* Task details
Please write out the listing exactly, leaving each picture out.

═══ Material provided ═══

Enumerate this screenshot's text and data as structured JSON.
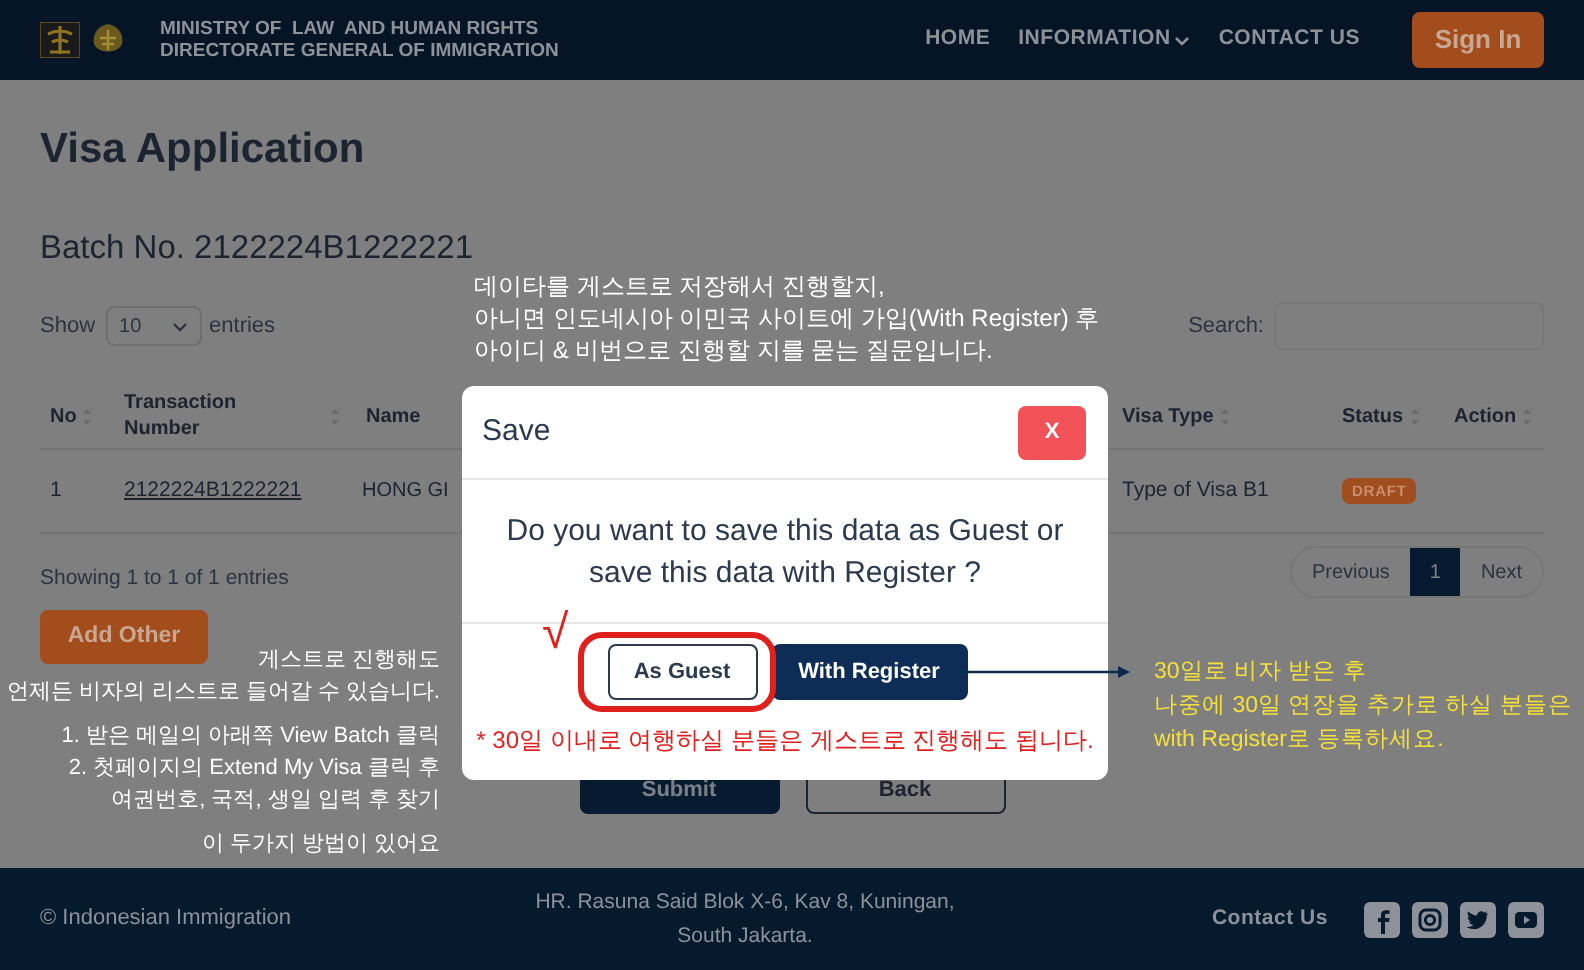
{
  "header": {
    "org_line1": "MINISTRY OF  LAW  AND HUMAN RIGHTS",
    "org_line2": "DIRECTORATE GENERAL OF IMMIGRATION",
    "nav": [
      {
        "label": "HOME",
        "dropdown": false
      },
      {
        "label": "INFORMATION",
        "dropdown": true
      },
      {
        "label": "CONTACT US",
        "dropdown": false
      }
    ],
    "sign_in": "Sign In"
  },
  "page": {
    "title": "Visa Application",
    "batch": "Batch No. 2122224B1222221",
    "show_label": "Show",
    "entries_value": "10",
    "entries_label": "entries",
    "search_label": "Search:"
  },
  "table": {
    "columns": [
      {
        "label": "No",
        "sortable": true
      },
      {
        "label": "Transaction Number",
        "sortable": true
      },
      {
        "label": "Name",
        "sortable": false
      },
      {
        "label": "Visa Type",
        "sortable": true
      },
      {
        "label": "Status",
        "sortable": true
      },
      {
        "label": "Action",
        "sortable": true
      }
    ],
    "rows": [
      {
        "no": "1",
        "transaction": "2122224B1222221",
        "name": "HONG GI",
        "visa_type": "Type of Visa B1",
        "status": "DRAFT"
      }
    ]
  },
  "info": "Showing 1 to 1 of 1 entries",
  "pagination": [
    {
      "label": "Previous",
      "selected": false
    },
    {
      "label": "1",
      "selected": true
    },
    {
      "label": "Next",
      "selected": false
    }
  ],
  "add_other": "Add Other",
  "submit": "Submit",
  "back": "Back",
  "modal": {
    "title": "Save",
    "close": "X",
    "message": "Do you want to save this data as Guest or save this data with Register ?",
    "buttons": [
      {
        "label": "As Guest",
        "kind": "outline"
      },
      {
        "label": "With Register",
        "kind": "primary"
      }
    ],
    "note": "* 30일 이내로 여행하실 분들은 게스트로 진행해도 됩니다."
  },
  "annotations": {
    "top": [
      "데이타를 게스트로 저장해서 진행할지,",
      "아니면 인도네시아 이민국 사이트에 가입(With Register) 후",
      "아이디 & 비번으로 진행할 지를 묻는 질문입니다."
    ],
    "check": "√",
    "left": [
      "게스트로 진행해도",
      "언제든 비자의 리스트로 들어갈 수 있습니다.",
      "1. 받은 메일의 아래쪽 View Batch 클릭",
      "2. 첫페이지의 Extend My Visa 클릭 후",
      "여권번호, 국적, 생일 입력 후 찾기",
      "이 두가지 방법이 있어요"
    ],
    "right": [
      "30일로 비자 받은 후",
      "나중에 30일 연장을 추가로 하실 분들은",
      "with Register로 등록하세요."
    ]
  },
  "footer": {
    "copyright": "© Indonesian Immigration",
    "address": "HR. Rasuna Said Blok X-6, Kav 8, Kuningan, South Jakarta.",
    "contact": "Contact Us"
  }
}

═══

* Answer to this exercise
Enumerate this screenshot's text and data as structured JSON.
{
  "header": {
    "org_line1": "MINISTRY OF  LAW  AND HUMAN RIGHTS",
    "org_line2": "DIRECTORATE GENERAL OF IMMIGRATION",
    "nav": [
      {
        "label": "HOME",
        "dropdown": false
      },
      {
        "label": "INFORMATION",
        "dropdown": true
      },
      {
        "label": "CONTACT US",
        "dropdown": false
      }
    ],
    "sign_in": "Sign In"
  },
  "page": {
    "title": "Visa Application",
    "batch": "Batch No. 2122224B1222221",
    "show_label": "Show",
    "entries_value": "10",
    "entries_label": "entries",
    "search_label": "Search:"
  },
  "table": {
    "columns": [
      {
        "label": "No",
        "sortable": true
      },
      {
        "label": "Transaction Number",
        "sortable": true
      },
      {
        "label": "Name",
        "sortable": false
      },
      {
        "label": "Visa Type",
        "sortable": true
      },
      {
        "label": "Status",
        "sortable": true
      },
      {
        "label": "Action",
        "sortable": true
      }
    ],
    "rows": [
      {
        "no": "1",
        "transaction": "2122224B1222221",
        "name": "HONG GI",
        "visa_type": "Type of Visa B1",
        "status": "DRAFT"
      }
    ]
  },
  "info": "Showing 1 to 1 of 1 entries",
  "pagination": [
    {
      "label": "Previous",
      "selected": false
    },
    {
      "label": "1",
      "selected": true
    },
    {
      "label": "Next",
      "selected": false
    }
  ],
  "add_other": "Add Other",
  "submit": "Submit",
  "back": "Back",
  "modal": {
    "title": "Save",
    "close": "X",
    "message": "Do you want to save this data as Guest or save this data with Register ?",
    "buttons": [
      {
        "label": "As Guest",
        "kind": "outline"
      },
      {
        "label": "With Register",
        "kind": "primary"
      }
    ],
    "note": "* 30일 이내로 여행하실 분들은 게스트로 진행해도 됩니다."
  },
  "annotations": {
    "top": [
      "데이타를 게스트로 저장해서 진행할지,",
      "아니면 인도네시아 이민국 사이트에 가입(With Register) 후",
      "아이디 & 비번으로 진행할 지를 묻는 질문입니다."
    ],
    "check": "√",
    "left": [
      "게스트로 진행해도",
      "언제든 비자의 리스트로 들어갈 수 있습니다.",
      "1. 받은 메일의 아래쪽 View Batch 클릭",
      "2. 첫페이지의 Extend My Visa 클릭 후",
      "여권번호, 국적, 생일 입력 후 찾기",
      "이 두가지 방법이 있어요"
    ],
    "right": [
      "30일로 비자 받은 후",
      "나중에 30일 연장을 추가로 하실 분들은",
      "with Register로 등록하세요."
    ]
  },
  "footer": {
    "copyright": "© Indonesian Immigration",
    "address": "HR. Rasuna Said Blok X-6, Kav 8, Kuningan, South Jakarta.",
    "contact": "Contact Us"
  }
}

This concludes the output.